Dataset rows describing interfaces:
= = = =

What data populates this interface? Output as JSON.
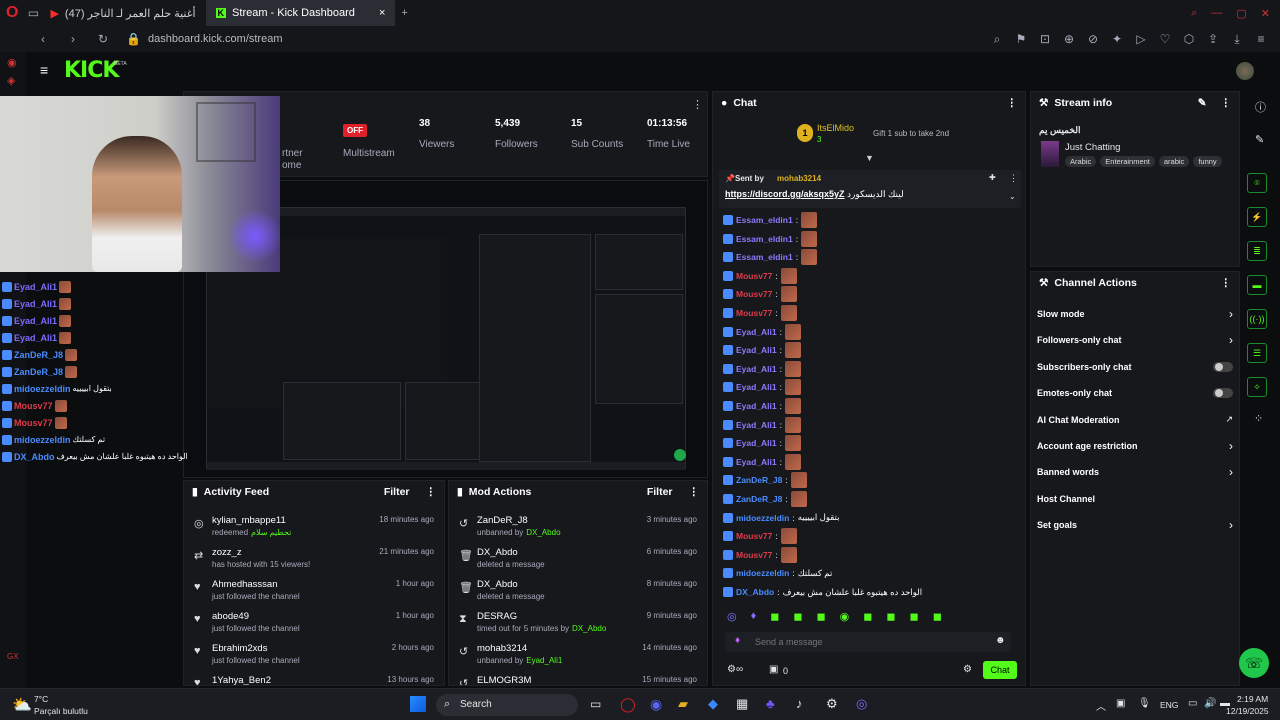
{
  "browser": {
    "tabs": [
      {
        "label": "(47) أغنية حلم العمر لـ الناجر"
      },
      {
        "label": "Stream - Kick Dashboard"
      }
    ],
    "url": "dashboard.kick.com/stream"
  },
  "header": {
    "logo": "KICK",
    "beta": "BETA"
  },
  "stream_stats": {
    "partner_line1": "rtner",
    "partner_line2": "ome",
    "multistream_badge": "OFF",
    "multistream_label": "Multistream",
    "viewers_value": "38",
    "viewers_label": "Viewers",
    "followers_value": "5,439",
    "followers_label": "Followers",
    "subs_value": "15",
    "subs_label": "Sub Counts",
    "time_value": "01:13:56",
    "time_label": "Time Live"
  },
  "overlay_chat": [
    {
      "user": "Eyad_Ali1",
      "msg": "",
      "color": "#7b6cff"
    },
    {
      "user": "Eyad_Ali1",
      "msg": "",
      "color": "#7b6cff"
    },
    {
      "user": "Eyad_Ali1",
      "msg": "",
      "color": "#7b6cff"
    },
    {
      "user": "Eyad_Ali1",
      "msg": "",
      "color": "#7b6cff"
    },
    {
      "user": "ZanDeR_J8",
      "msg": "",
      "color": "#4a8cff"
    },
    {
      "user": "ZanDeR_J8",
      "msg": "",
      "color": "#4a8cff"
    },
    {
      "user": "midoezzeldin",
      "msg": "بتقول ابييييه",
      "color": "#4a8cff"
    },
    {
      "user": "Mousv77",
      "msg": "",
      "color": "#e03a4a"
    },
    {
      "user": "Mousv77",
      "msg": "",
      "color": "#e03a4a"
    },
    {
      "user": "midoezzeldin",
      "msg": "تم كسلتك",
      "color": "#4a8cff"
    },
    {
      "user": "DX_Abdo",
      "msg": "الواحد ده هيتبوه غلبا علشان مش بيعرف",
      "color": "#4a8cff"
    }
  ],
  "activity_feed": {
    "title": "Activity Feed",
    "filter": "Filter",
    "items": [
      {
        "icon": "gift-icon",
        "glyph": "◎",
        "name": "kylian_mbappe11",
        "desc": "redeemed",
        "extra": "تحطيم سلام",
        "time": "18 minutes ago"
      },
      {
        "icon": "host-icon",
        "glyph": "⇄",
        "name": "zozz_z",
        "desc": "has hosted with 15 viewers!",
        "extra": "",
        "time": "21 minutes ago"
      },
      {
        "icon": "heart-icon",
        "glyph": "♥",
        "name": "Ahmedhasssan",
        "desc": "just followed the channel",
        "extra": "",
        "time": "1 hour ago"
      },
      {
        "icon": "heart-icon",
        "glyph": "♥",
        "name": "abode49",
        "desc": "just followed the channel",
        "extra": "",
        "time": "1 hour ago"
      },
      {
        "icon": "heart-icon",
        "glyph": "♥",
        "name": "Ebrahim2xds",
        "desc": "just followed the channel",
        "extra": "",
        "time": "2 hours ago"
      },
      {
        "icon": "heart-icon",
        "glyph": "♥",
        "name": "1Yahya_Ben2",
        "desc": "",
        "extra": "",
        "time": "13 hours ago"
      }
    ]
  },
  "mod_actions": {
    "title": "Mod Actions",
    "filter": "Filter",
    "items": [
      {
        "icon": "undo-icon",
        "glyph": "↺",
        "name": "ZanDeR_J8",
        "desc": "unbanned by",
        "by": "DX_Abdo",
        "time": "3 minutes ago"
      },
      {
        "icon": "trash-icon",
        "glyph": "🗑",
        "name": "DX_Abdo",
        "desc": "deleted a message",
        "by": "",
        "time": "6 minutes ago"
      },
      {
        "icon": "trash-icon",
        "glyph": "🗑",
        "name": "DX_Abdo",
        "desc": "deleted a message",
        "by": "",
        "time": "8 minutes ago"
      },
      {
        "icon": "hourglass-icon",
        "glyph": "⧗",
        "name": "DESRAG",
        "desc": "timed out for 5 minutes by",
        "by": "DX_Abdo",
        "time": "9 minutes ago"
      },
      {
        "icon": "undo-icon",
        "glyph": "↺",
        "name": "mohab3214",
        "desc": "unbanned by",
        "by": "Eyad_Ali1",
        "time": "14 minutes ago"
      },
      {
        "icon": "undo-icon",
        "glyph": "↺",
        "name": "ELMOGR3M",
        "desc": "",
        "by": "",
        "time": "15 minutes ago"
      }
    ]
  },
  "chat": {
    "title": "Chat",
    "top_gifter": "ItsElMido",
    "top_gifter_count": "3",
    "gift_hint": "Gift 1 sub to take 2nd",
    "pinned_sent_by": "Sent by",
    "pinned_user": "mohab3214",
    "pinned_link": "https://discord.gg/aksqx5yZ",
    "pinned_text": "لينك الديسكورد",
    "messages": [
      {
        "user": "Essam_eldin1",
        "msg": "",
        "color": "#8a7cff",
        "emote": true
      },
      {
        "user": "Essam_eldin1",
        "msg": "",
        "color": "#8a7cff",
        "emote": true
      },
      {
        "user": "Essam_eldin1",
        "msg": "",
        "color": "#8a7cff",
        "emote": true
      },
      {
        "user": "Mousv77",
        "msg": "",
        "color": "#e03a4a",
        "emote": true
      },
      {
        "user": "Mousv77",
        "msg": "",
        "color": "#e03a4a",
        "emote": true
      },
      {
        "user": "Mousv77",
        "msg": "",
        "color": "#e03a4a",
        "emote": true
      },
      {
        "user": "Eyad_Ali1",
        "msg": "",
        "color": "#8a7cff",
        "emote": true
      },
      {
        "user": "Eyad_Ali1",
        "msg": "",
        "color": "#8a7cff",
        "emote": true
      },
      {
        "user": "Eyad_Ali1",
        "msg": "",
        "color": "#8a7cff",
        "emote": true
      },
      {
        "user": "Eyad_Ali1",
        "msg": "",
        "color": "#8a7cff",
        "emote": true
      },
      {
        "user": "Eyad_Ali1",
        "msg": "",
        "color": "#8a7cff",
        "emote": true
      },
      {
        "user": "Eyad_Ali1",
        "msg": "",
        "color": "#8a7cff",
        "emote": true
      },
      {
        "user": "Eyad_Ali1",
        "msg": "",
        "color": "#8a7cff",
        "emote": true
      },
      {
        "user": "Eyad_Ali1",
        "msg": "",
        "color": "#8a7cff",
        "emote": true
      },
      {
        "user": "ZanDeR_J8",
        "msg": "",
        "color": "#4a8cff",
        "emote": true
      },
      {
        "user": "ZanDeR_J8",
        "msg": "",
        "color": "#4a8cff",
        "emote": true
      },
      {
        "user": "midoezzeldin",
        "msg": "بتقول ابييييه",
        "color": "#4a8cff",
        "emote": false
      },
      {
        "user": "Mousv77",
        "msg": "",
        "color": "#e03a4a",
        "emote": true
      },
      {
        "user": "Mousv77",
        "msg": "",
        "color": "#e03a4a",
        "emote": true
      },
      {
        "user": "midoezzeldin",
        "msg": "تم كسلتك",
        "color": "#4a8cff",
        "emote": false
      },
      {
        "user": "DX_Abdo",
        "msg": "الواحد ده هيتبوه غلبا علشان مش بيعرف",
        "color": "#4a8cff",
        "emote": false
      }
    ],
    "placeholder": "Send a message",
    "points": "0",
    "send_label": "Chat"
  },
  "stream_info": {
    "title": "Stream info",
    "stream_title": "الخميس يم",
    "category": "Just Chatting",
    "tags": [
      "Arabic",
      "Enterainment",
      "arabic",
      "funny"
    ]
  },
  "channel_actions": {
    "title": "Channel Actions",
    "items": [
      {
        "label": "Slow mode",
        "control": "chevron"
      },
      {
        "label": "Followers-only chat",
        "control": "chevron"
      },
      {
        "label": "Subscribers-only chat",
        "control": "toggle"
      },
      {
        "label": "Emotes-only chat",
        "control": "toggle"
      },
      {
        "label": "AI Chat Moderation",
        "control": "external"
      },
      {
        "label": "Account age restriction",
        "control": "chevron"
      },
      {
        "label": "Banned words",
        "control": "chevron"
      },
      {
        "label": "Host Channel",
        "control": "none"
      },
      {
        "label": "Set goals",
        "control": "chevron"
      }
    ]
  },
  "taskbar": {
    "weather_temp": "7°C",
    "weather_desc": "Parçalı bulutlu",
    "search": "Search",
    "lang": "ENG",
    "time": "2:19 AM",
    "date": "12/19/2025"
  }
}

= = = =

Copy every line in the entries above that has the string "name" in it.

**Worked solution**
        "name": "kylian_mbappe11",
        "name": "zozz_z",
        "name": "Ahmedhasssan",
        "name": "abode49",
        "name": "Ebrahim2xds",
        "name": "1Yahya_Ben2",
        "name": "ZanDeR_J8",
        "name": "DX_Abdo",
        "name": "DX_Abdo",
        "name": "DESRAG",
        "name": "mohab3214",
        "name": "ELMOGR3M",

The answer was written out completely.